average tree radius, as the distance to the tree surface. I
also included a transition region in which I linearly blend from the
cylindrical approximation to the true raytraced distance
function. This approach works well, since far away from the
tree small surface variations have little impact on fog
density. Below is an image generated using ray-cast surface
distance fog. As is clear, the fog now clings along the tree
surface well.

Ray-cast surface distance fog

Finally,
I added
height above ground to the density function. Since the
heightfield has significant variation in the scene, I did not use a
height approximation far away from the ground. Instead, a ray
is always cast downward from P in order to determine the closest
surface below P. Note that this has an additional benefit in
that the ground foliage is also used in the density determination - the
fog will appear to cling to the topsides of foliage as well.
Combining all this into a single density function, I obtained the
equation:

Density(P) =
a*exp(-b*Distance_to_tree_surface(P)-c*Height(P)) + d*exp(-e*Height(P))
+ f

The
constants a
and d control the fog thickness right at the ground and tree
surface. The constants b, c, and e control the rate
of fog dissipation with height and distance from the tree surface. The
final constant f is used to set up a base level of homogenous fog
throughout the scene. Note that the tree surface fog is also
modulated by height, so that fog does not cling with equal density all
the way up the tree, but instead disappears at some point.
Below is a test image generated with this fog function:

Final fog density function test image

REFERENCES

[Porumbescu 05]

Serban D. Porumbescu, Brian C. Budge, Louis Feng, Kenneth I. Joy, "Shell Maps," To be published in Proceedings of ACM Siggraph 2005.

[Cohen 96]

Cohen, Jonathan, Amitabh Varshney, Dinesh Manocha, Greg Turk, Hans Weber, Pankaj Agarwal, Frederick Brooks, and William Wright. "Simplification Envelopes," Proceedings of SIGGRAPH 96 (New Orleans, LA, August 4-9, 1996).

[Porumbescu 05]

Serban D. Porumbescu, Brian C. Budge, Louis Feng, Kenneth I. Joy, "Shell Maps," To be published in Proceedings of ACM Siggraph 2005.

[Cohen 96]

Cohen, Jonathan, Amitabh Varshney, Dinesh Manocha, Greg Turk, Hans Weber, Pankaj Agarwal, Frederick Brooks, and William Wright. "Simplification Envelopes," Proceedings of SIGGRAPH 96 (New Orleans, LA, August 4-9, 1996).

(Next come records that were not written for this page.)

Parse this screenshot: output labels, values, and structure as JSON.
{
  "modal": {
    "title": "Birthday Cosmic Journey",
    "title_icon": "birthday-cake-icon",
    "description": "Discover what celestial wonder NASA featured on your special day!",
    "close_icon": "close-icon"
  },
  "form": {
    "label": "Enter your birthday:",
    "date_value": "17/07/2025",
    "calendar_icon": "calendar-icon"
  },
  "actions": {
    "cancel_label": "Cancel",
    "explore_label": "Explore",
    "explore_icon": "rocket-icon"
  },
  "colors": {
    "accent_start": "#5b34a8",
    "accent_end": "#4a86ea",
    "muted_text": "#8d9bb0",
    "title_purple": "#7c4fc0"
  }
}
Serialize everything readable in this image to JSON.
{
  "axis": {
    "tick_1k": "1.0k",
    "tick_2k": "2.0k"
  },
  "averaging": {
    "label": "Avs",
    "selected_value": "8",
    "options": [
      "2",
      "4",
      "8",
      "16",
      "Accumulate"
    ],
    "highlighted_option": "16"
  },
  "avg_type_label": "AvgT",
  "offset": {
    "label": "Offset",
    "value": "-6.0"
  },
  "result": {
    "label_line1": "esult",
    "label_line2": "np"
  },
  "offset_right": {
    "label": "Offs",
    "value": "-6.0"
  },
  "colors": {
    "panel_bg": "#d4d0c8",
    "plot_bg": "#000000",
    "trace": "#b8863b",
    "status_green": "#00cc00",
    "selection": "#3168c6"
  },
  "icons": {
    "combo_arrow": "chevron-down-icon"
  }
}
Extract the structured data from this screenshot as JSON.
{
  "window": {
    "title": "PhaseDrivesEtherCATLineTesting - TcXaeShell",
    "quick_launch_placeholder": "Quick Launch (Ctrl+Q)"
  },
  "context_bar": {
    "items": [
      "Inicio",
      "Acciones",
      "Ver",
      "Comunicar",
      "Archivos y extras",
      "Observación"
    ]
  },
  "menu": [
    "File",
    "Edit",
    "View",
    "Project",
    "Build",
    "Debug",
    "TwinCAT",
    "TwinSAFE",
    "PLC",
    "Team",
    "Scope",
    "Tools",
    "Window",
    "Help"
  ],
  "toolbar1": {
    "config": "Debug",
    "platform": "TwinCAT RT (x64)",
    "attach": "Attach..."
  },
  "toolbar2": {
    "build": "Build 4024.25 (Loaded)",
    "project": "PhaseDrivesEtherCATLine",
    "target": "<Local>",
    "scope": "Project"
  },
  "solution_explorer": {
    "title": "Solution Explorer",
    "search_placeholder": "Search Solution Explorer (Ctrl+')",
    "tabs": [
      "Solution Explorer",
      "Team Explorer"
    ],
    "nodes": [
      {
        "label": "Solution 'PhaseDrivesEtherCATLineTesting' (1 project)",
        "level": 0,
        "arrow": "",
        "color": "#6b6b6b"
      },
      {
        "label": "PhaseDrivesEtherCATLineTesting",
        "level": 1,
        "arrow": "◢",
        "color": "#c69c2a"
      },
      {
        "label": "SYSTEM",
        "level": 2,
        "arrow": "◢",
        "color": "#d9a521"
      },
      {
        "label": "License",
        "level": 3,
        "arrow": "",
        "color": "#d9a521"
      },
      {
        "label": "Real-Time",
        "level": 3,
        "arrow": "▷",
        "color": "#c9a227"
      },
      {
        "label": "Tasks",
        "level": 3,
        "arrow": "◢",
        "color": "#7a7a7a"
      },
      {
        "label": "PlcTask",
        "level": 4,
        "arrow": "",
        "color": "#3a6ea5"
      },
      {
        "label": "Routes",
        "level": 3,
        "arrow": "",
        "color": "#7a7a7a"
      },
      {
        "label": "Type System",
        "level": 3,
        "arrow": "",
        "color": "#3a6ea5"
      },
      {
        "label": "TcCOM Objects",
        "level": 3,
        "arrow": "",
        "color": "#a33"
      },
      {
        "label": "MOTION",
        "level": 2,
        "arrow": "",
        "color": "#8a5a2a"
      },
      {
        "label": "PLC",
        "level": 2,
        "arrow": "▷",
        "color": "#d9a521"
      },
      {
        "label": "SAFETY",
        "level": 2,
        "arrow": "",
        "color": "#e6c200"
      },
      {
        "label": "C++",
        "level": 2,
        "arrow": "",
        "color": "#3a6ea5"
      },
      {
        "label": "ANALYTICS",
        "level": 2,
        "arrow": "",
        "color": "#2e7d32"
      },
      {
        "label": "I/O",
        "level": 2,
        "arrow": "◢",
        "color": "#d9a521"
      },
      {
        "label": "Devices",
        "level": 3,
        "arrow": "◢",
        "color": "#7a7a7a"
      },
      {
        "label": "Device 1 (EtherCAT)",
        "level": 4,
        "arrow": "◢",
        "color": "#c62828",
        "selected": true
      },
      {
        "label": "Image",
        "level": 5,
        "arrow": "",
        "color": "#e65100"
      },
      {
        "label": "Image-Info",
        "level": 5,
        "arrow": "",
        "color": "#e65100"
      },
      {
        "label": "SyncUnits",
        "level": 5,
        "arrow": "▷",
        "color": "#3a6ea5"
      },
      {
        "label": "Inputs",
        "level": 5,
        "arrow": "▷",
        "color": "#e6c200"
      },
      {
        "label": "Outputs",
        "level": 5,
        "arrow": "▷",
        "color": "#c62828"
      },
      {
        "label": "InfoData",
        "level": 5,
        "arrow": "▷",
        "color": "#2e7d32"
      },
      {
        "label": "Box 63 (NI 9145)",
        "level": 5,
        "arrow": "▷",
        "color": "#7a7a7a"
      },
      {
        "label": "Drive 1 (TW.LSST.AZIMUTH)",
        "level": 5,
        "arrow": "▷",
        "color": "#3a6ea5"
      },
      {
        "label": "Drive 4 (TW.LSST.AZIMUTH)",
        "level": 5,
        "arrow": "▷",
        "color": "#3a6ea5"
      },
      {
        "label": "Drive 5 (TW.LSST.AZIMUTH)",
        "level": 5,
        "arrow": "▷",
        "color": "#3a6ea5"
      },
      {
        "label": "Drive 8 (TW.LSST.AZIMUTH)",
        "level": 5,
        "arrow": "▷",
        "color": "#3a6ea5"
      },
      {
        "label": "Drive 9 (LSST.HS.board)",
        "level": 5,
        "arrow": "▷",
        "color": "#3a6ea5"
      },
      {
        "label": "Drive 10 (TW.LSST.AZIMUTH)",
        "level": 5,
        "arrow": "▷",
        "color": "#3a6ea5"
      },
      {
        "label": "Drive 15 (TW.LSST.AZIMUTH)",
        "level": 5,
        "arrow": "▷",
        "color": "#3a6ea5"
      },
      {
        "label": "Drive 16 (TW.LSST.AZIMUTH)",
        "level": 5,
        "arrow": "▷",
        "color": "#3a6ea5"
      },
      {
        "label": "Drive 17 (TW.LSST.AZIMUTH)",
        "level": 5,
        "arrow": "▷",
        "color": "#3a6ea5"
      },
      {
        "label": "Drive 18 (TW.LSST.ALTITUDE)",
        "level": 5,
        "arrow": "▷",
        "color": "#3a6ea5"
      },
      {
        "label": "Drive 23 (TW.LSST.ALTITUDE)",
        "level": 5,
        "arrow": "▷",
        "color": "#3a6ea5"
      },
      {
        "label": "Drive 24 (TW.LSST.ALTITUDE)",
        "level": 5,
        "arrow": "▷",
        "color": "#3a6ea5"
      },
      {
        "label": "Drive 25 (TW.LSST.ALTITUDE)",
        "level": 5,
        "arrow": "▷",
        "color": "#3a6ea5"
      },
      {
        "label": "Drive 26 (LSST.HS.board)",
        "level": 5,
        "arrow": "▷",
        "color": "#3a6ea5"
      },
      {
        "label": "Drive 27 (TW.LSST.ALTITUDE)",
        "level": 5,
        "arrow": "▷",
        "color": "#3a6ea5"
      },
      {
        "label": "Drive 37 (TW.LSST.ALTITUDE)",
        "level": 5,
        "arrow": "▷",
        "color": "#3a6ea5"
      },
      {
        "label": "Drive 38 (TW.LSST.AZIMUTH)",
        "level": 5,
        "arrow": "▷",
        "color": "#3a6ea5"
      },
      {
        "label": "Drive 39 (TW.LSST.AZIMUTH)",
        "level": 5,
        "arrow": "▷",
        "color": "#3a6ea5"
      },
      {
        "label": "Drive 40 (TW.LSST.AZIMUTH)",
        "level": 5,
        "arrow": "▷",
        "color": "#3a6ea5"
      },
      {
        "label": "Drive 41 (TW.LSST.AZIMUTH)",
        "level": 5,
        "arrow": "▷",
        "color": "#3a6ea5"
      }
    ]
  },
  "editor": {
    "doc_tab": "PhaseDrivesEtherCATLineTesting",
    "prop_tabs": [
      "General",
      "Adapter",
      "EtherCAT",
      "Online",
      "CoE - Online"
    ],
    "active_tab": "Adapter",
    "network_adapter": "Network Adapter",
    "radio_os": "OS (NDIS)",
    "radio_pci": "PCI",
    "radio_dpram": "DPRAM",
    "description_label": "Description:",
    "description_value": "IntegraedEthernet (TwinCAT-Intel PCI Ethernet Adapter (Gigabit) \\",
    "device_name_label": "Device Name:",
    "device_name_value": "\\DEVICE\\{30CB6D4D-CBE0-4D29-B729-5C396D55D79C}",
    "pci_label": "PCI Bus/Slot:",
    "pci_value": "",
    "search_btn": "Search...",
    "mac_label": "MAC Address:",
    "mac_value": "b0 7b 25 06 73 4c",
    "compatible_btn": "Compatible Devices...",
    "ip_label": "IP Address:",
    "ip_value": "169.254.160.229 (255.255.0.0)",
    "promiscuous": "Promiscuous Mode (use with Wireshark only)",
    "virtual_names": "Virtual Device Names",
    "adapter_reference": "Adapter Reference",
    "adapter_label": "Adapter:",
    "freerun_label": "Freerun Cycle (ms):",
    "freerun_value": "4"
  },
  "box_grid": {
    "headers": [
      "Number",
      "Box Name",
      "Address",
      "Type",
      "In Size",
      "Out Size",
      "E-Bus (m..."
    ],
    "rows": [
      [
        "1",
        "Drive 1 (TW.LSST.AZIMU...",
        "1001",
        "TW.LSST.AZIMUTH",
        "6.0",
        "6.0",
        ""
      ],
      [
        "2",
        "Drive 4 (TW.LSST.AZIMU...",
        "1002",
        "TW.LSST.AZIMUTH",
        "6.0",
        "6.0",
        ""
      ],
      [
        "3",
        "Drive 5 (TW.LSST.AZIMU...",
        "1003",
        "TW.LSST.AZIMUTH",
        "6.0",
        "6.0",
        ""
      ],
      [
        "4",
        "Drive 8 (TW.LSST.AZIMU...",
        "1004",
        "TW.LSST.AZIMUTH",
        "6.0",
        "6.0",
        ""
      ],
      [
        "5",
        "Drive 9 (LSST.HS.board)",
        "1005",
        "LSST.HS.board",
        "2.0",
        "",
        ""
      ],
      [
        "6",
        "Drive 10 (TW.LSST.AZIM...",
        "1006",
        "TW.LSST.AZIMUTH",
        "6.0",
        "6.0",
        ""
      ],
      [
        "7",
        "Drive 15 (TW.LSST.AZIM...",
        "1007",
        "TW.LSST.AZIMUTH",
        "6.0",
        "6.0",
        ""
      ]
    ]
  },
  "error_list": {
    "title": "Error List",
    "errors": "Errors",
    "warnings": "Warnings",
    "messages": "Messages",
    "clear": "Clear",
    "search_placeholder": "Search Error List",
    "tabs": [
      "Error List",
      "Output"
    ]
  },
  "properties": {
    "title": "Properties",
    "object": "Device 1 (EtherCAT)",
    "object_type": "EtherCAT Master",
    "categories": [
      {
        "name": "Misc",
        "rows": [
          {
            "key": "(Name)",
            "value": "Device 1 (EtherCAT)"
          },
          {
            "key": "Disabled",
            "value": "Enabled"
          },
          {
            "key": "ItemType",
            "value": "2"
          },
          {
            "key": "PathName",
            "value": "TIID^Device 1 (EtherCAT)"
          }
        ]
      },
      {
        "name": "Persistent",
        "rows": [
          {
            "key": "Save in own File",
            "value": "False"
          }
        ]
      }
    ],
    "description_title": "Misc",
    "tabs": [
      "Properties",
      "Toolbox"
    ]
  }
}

Below is a version of the image with no fog and simple lighting, useful for seeing the detail in the geometry. Click for full size